WHAT IS BEING ASKED ->
All of the lines below need to be copied exactly, apart from the pictures.
++++ RECORDS TO USE
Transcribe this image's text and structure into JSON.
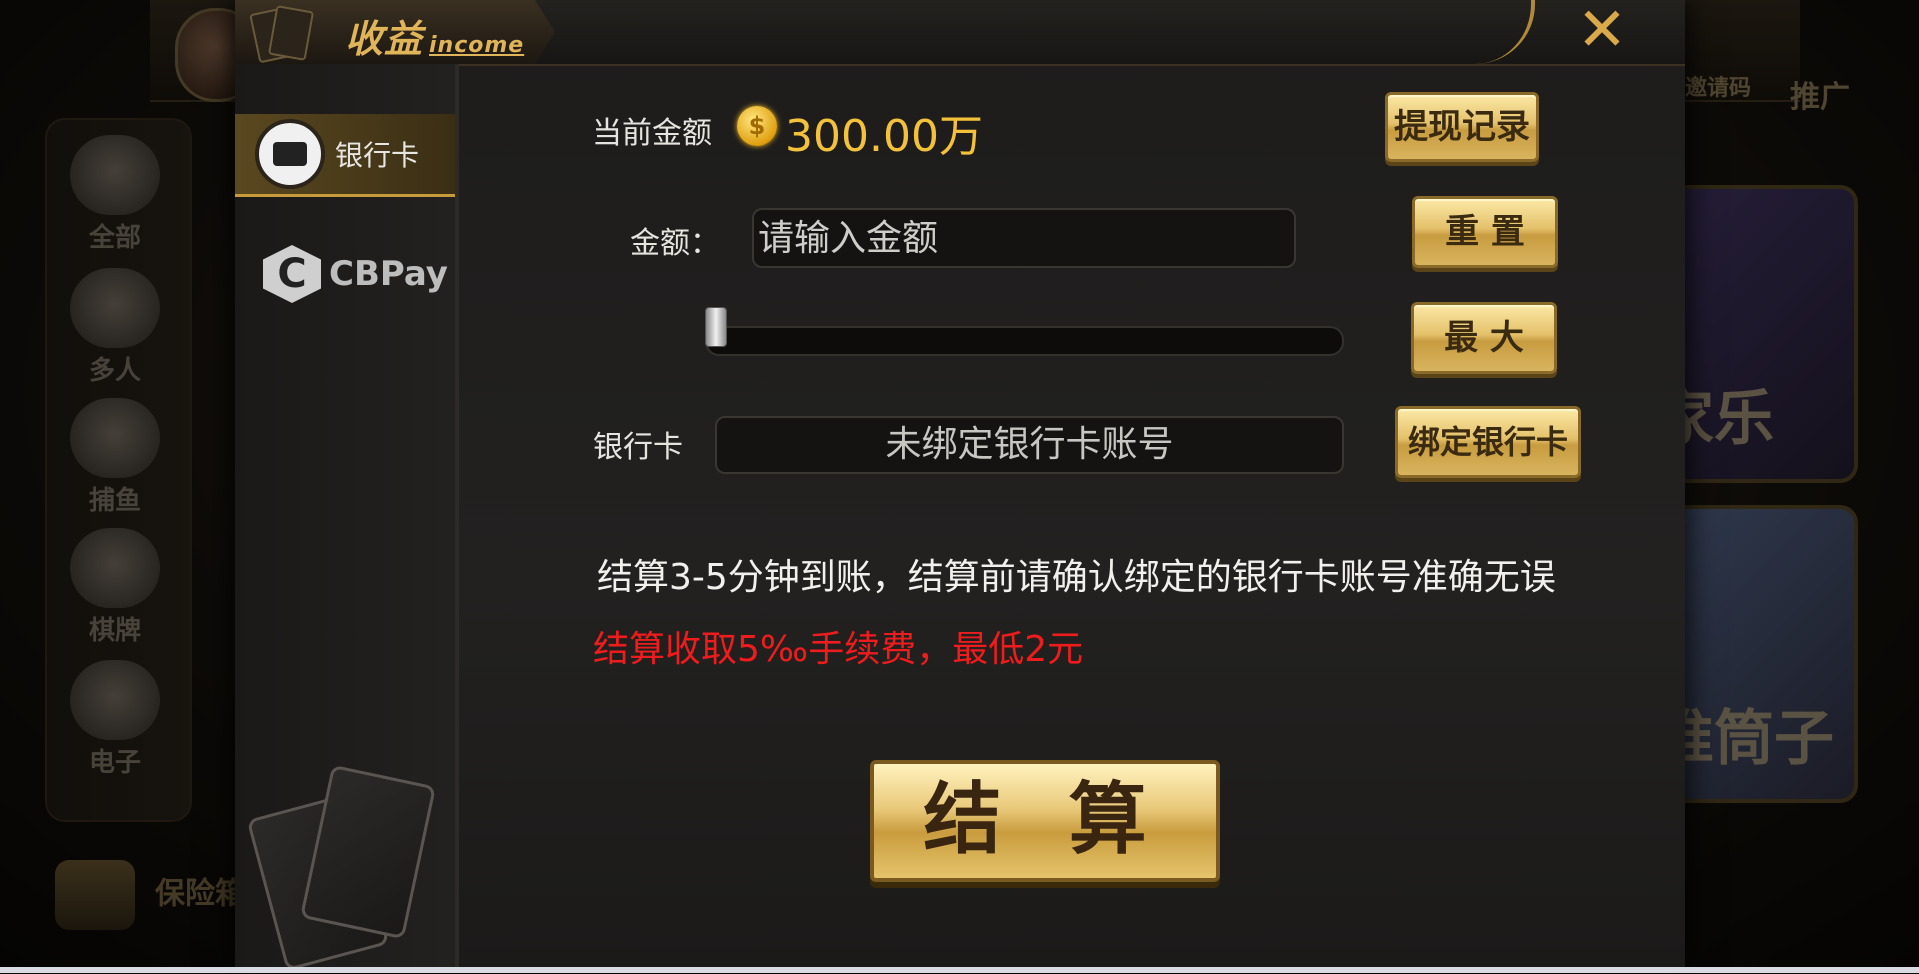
{
  "background": {
    "categories": [
      "全部",
      "多人",
      "捕鱼",
      "棋牌",
      "电子"
    ],
    "right_labels": [
      "邀请码",
      "推广"
    ],
    "card_titles": [
      "家乐",
      "推筒子"
    ],
    "bottom_label": "保险箱"
  },
  "modal": {
    "title": "收益",
    "title_sub": "income",
    "close_icon": "close-icon",
    "tabs": [
      {
        "label": "银行卡",
        "icon": "bank-card-icon",
        "active": true
      },
      {
        "label": "CBPay",
        "icon": "cbpay-logo-icon",
        "active": false
      }
    ],
    "balance": {
      "label": "当前金额",
      "value": "300.00万",
      "icon": "gold-coin-icon"
    },
    "withdraw_history_button": "提现记录",
    "amount": {
      "label": "金额：",
      "placeholder": "请输入金额",
      "value": ""
    },
    "reset_button": "重 置",
    "max_button": "最 大",
    "slider": {
      "value": 0
    },
    "bank_card": {
      "label": "银行卡",
      "value": "未绑定银行卡账号"
    },
    "bind_button": "绑定银行卡",
    "note": "结算3-5分钟到账，结算前请确认绑定的银行卡账号准确无误",
    "fee_note": "结算收取5‰手续费，最低2元",
    "submit_button": "结 算"
  },
  "colors": {
    "gold": "#f4c23a",
    "fee_red": "#ee1c1c",
    "accent": "#c79a3c"
  }
}
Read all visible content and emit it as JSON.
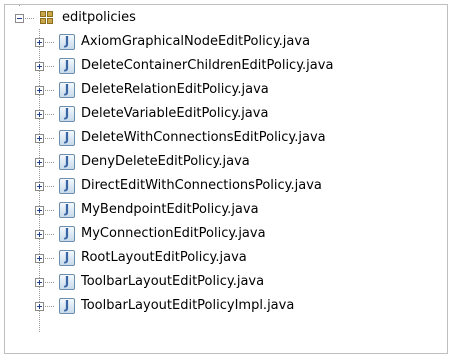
{
  "tree": {
    "package": {
      "label": "editpolicies",
      "icon": "package-icon",
      "expanded": true
    },
    "files": [
      {
        "label": "AxiomGraphicalNodeEditPolicy.java",
        "icon": "java-file-icon"
      },
      {
        "label": "DeleteContainerChildrenEditPolicy.java",
        "icon": "java-file-icon"
      },
      {
        "label": "DeleteRelationEditPolicy.java",
        "icon": "java-file-icon"
      },
      {
        "label": "DeleteVariableEditPolicy.java",
        "icon": "java-file-icon"
      },
      {
        "label": "DeleteWithConnectionsEditPolicy.java",
        "icon": "java-file-icon"
      },
      {
        "label": "DenyDeleteEditPolicy.java",
        "icon": "java-file-icon"
      },
      {
        "label": "DirectEditWithConnectionsPolicy.java",
        "icon": "java-file-icon"
      },
      {
        "label": "MyBendpointEditPolicy.java",
        "icon": "java-file-icon"
      },
      {
        "label": "MyConnectionEditPolicy.java",
        "icon": "java-file-icon"
      },
      {
        "label": "RootLayoutEditPolicy.java",
        "icon": "java-file-icon"
      },
      {
        "label": "ToolbarLayoutEditPolicy.java",
        "icon": "java-file-icon"
      },
      {
        "label": "ToolbarLayoutEditPolicyImpl.java",
        "icon": "java-file-icon"
      }
    ]
  }
}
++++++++
OUTPUT ->
Transcribe this image's text and structure into JSON.
{
  "background": {
    "categories": [
      "全部",
      "多人",
      "捕鱼",
      "棋牌",
      "电子"
    ],
    "right_labels": [
      "邀请码",
      "推广"
    ],
    "card_titles": [
      "家乐",
      "推筒子"
    ],
    "bottom_label": "保险箱"
  },
  "modal": {
    "title": "收益",
    "title_sub": "income",
    "close_icon": "close-icon",
    "tabs": [
      {
        "label": "银行卡",
        "icon": "bank-card-icon",
        "active": true
      },
      {
        "label": "CBPay",
        "icon": "cbpay-logo-icon",
        "active": false
      }
    ],
    "balance": {
      "label": "当前金额",
      "value": "300.00万",
      "icon": "gold-coin-icon"
    },
    "withdraw_history_button": "提现记录",
    "amount": {
      "label": "金额：",
      "placeholder": "请输入金额",
      "value": ""
    },
    "reset_button": "重 置",
    "max_button": "最 大",
    "slider": {
      "value": 0
    },
    "bank_card": {
      "label": "银行卡",
      "value": "未绑定银行卡账号"
    },
    "bind_button": "绑定银行卡",
    "note": "结算3-5分钟到账，结算前请确认绑定的银行卡账号准确无误",
    "fee_note": "结算收取5‰手续费，最低2元",
    "submit_button": "结 算"
  },
  "colors": {
    "gold": "#f4c23a",
    "fee_red": "#ee1c1c",
    "accent": "#c79a3c"
  }
}
Read all visible content and emit it as JSON.
{
  "tree": {
    "package": {
      "label": "editpolicies",
      "icon": "package-icon",
      "expanded": true
    },
    "files": [
      {
        "label": "AxiomGraphicalNodeEditPolicy.java",
        "icon": "java-file-icon"
      },
      {
        "label": "DeleteContainerChildrenEditPolicy.java",
        "icon": "java-file-icon"
      },
      {
        "label": "DeleteRelationEditPolicy.java",
        "icon": "java-file-icon"
      },
      {
        "label": "DeleteVariableEditPolicy.java",
        "icon": "java-file-icon"
      },
      {
        "label": "DeleteWithConnectionsEditPolicy.java",
        "icon": "java-file-icon"
      },
      {
        "label": "DenyDeleteEditPolicy.java",
        "icon": "java-file-icon"
      },
      {
        "label": "DirectEditWithConnectionsPolicy.java",
        "icon": "java-file-icon"
      },
      {
        "label": "MyBendpointEditPolicy.java",
        "icon": "java-file-icon"
      },
      {
        "label": "MyConnectionEditPolicy.java",
        "icon": "java-file-icon"
      },
      {
        "label": "RootLayoutEditPolicy.java",
        "icon": "java-file-icon"
      },
      {
        "label": "ToolbarLayoutEditPolicy.java",
        "icon": "java-file-icon"
      },
      {
        "label": "ToolbarLayoutEditPolicyImpl.java",
        "icon": "java-file-icon"
      }
    ]
  }
}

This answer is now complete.